Start of EXTRACTED INFORMATION
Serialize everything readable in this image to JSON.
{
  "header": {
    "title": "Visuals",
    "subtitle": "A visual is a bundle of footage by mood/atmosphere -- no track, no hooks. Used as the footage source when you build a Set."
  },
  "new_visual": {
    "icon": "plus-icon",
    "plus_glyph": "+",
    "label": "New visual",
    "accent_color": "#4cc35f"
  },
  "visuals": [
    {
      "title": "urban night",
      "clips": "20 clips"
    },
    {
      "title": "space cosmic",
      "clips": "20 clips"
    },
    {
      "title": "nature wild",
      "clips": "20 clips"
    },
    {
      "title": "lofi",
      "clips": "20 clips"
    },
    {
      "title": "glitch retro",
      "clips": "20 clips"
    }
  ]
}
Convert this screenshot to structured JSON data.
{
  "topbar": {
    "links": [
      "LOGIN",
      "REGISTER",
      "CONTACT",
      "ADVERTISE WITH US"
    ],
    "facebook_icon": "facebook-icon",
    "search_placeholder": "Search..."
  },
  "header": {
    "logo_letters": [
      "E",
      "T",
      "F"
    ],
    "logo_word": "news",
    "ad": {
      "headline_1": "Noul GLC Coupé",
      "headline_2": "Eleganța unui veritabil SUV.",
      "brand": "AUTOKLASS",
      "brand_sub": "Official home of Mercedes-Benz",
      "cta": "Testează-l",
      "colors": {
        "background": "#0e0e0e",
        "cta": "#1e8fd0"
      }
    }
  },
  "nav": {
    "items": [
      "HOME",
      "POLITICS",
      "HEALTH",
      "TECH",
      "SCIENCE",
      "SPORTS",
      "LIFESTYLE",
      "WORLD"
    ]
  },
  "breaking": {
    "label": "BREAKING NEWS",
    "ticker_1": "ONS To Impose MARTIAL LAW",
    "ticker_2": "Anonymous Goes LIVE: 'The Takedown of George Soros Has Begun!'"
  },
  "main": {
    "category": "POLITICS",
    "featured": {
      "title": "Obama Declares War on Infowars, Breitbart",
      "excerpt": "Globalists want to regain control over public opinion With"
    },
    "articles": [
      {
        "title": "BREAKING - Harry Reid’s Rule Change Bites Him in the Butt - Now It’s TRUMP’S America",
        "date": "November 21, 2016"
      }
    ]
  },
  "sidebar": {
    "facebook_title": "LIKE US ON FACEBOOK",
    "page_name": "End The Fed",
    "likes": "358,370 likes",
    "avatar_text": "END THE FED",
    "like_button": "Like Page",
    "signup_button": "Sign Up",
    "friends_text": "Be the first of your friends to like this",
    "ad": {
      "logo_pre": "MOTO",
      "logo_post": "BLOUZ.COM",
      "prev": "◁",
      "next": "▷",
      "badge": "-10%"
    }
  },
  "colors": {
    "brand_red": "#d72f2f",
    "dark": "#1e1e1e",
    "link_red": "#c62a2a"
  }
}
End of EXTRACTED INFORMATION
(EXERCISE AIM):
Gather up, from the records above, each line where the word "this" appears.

(SOLUTION TO THE PROBLEM):
Serialize everything readable in this image to JSON.
Convert this screenshot to structured JSON data.
    "friends_text": "Be the first of your friends to like this",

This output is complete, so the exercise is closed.